But we do know, and this is the second concern, that no Additional Protocol contains the sort of “anytime, anywhere” inspections that UNSCOM provided for and that experts agree is necessary to police Iran’s program. What an Additional Protocol would likely contain, according to the framework agreement, is an expansion of the number of facilities subject to inspections—to include Iran’s uranium mines and centrifuge factories—and stricter requirements for advance notice of any nuclear facilities Iran plans to construct.
If Iran decides to sprint for a nuke, however, it won’t do so in a uranium mine; it will do it at one of its enrichment plants, most likely a clandestine plant, potentially hidden on a military base. It is precisely such sites that the IAEA has been trying, unsuccessfully, to get access to for years. Of particular concern has been the Parchin military complex, where the IAEA suspects Iran tested high-explosives for a nuclear weapon. Yet inspectors have never been allowed to set foot on the site, watching instead as satellite imagery showed Iran demolishing the suspected site and paving it over to conceal any evidence of its cheating. The Additional Protocol will be no more successful in getting Iran to open up its facilities to inspectors. Obama claims that “Iran’s past efforts to weaponize its program will be addressed,” but that is so vague as to be meaningless. In fact, Iran claims the JCPOA does not require inspections of military facilities and such access will not be granted, with the defense minister calling it a “red line.” Without full knowledge about possible military dimensions of Iran’s program and access to all of its facilities, whether they are declared nuclear sites or not, it will be impossible to conduct proper verification.
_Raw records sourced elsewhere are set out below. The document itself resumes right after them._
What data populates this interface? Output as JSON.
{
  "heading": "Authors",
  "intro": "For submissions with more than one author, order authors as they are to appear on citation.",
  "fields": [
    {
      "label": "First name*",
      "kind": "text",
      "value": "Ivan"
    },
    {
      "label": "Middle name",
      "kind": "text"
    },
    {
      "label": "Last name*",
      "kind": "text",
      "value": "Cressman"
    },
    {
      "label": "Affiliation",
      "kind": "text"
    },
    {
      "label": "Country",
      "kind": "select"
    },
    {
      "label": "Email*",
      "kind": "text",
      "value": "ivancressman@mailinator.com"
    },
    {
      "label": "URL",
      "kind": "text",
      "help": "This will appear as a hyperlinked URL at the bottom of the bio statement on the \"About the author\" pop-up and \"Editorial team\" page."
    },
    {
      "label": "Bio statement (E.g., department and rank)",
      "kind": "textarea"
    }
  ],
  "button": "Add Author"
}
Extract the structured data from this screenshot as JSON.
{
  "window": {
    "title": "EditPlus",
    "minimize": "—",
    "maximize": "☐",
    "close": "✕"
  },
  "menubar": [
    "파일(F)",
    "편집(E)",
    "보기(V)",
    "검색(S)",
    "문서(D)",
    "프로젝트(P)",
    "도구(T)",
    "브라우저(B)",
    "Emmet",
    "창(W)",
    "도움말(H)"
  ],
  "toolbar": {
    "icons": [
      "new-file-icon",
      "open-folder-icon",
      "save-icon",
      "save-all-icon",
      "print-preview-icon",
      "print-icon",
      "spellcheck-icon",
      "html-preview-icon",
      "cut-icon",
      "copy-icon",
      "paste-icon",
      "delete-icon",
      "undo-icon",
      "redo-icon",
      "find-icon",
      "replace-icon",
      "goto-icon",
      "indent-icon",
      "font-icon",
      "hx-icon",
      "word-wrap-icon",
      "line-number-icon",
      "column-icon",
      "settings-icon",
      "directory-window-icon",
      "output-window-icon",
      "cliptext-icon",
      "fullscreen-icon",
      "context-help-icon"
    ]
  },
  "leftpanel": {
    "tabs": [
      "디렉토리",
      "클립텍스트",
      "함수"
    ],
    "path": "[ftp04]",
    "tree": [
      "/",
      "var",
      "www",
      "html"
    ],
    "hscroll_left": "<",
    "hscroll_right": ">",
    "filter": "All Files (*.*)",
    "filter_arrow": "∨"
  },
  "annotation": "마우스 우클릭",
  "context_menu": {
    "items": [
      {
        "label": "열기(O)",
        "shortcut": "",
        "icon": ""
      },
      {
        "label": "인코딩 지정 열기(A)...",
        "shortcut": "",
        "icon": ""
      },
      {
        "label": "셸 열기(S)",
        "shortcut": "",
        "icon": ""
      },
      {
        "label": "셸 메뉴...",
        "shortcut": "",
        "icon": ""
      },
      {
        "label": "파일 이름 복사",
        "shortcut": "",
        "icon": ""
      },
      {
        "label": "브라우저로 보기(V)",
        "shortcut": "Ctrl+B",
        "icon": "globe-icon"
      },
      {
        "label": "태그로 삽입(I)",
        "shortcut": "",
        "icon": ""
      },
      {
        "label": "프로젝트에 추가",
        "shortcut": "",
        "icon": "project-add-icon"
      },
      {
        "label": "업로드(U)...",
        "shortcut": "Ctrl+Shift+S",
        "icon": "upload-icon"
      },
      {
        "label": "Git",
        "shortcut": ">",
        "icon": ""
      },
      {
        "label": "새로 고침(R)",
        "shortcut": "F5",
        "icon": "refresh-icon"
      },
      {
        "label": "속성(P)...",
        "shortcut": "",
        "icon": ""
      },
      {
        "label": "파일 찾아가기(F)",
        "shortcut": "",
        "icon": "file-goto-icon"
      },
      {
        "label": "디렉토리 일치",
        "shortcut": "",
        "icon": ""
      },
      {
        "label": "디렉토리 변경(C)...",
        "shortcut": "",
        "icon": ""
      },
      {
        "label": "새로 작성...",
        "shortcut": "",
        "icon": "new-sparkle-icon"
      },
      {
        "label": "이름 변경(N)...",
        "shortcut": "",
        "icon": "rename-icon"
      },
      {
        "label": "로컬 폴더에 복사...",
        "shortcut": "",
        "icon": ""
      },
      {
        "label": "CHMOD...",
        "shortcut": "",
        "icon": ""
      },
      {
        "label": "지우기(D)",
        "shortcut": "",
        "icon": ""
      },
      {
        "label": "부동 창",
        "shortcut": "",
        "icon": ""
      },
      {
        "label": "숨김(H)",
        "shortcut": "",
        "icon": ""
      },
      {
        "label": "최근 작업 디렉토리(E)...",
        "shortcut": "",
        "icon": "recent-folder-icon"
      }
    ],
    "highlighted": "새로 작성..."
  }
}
Third, there is the ambiguity of the term “implement.” Iran has previously “implemented” an Additional Protocol. In 2003, about the same time it was cheating on its agreement with the Europeans, Iranian leaders signed an Additional Protocol with the IAEA. Indeed, for the next two years they actually observed it. But in early 2006, Iran announced that it would no longer abide by the Additional Protocol and curtailed inspectors’ access. They could well try to pull the same stunt again. And according to a “fact sheet” released by the Iranian foreign ministry, Iran believes it has only committed “to implement the Additional Protocol on a voluntary and temporary basis for the sake of transparency and confidence building.”
U.S. intelligence services have a dismal track record of detecting clandestine nuclear efforts and predicting breakout—in North Korea, Pakistan, and India, for example. Israeli security officials have admitted in private that they too have significant gaps in their knowledge about Iran’s facilities. This is not an indictment of American or Israeli intelligence capabilities; it is simply very challenging to detect covert nuclear activities. Permitting Iran to keep its vast nuclear infrastructure largely intact, as the JCPOA does, only compounds the challenges the United States and the world will have in detecting Iranian cheating.
An intrusive inspections and verification regime is the sine qua non of any arms agreement, especially with a congenital cheater like the Islamic Republic of Iran. Unfortunately, the JCPOA fails on this crucial issue, by not demanding complete information about the extent of Iran’s past nuclear weapons research and eschewing “anytime, anywhere” inspections of all facilities. In other words, it is currently worth no more than the paper it might have been written on.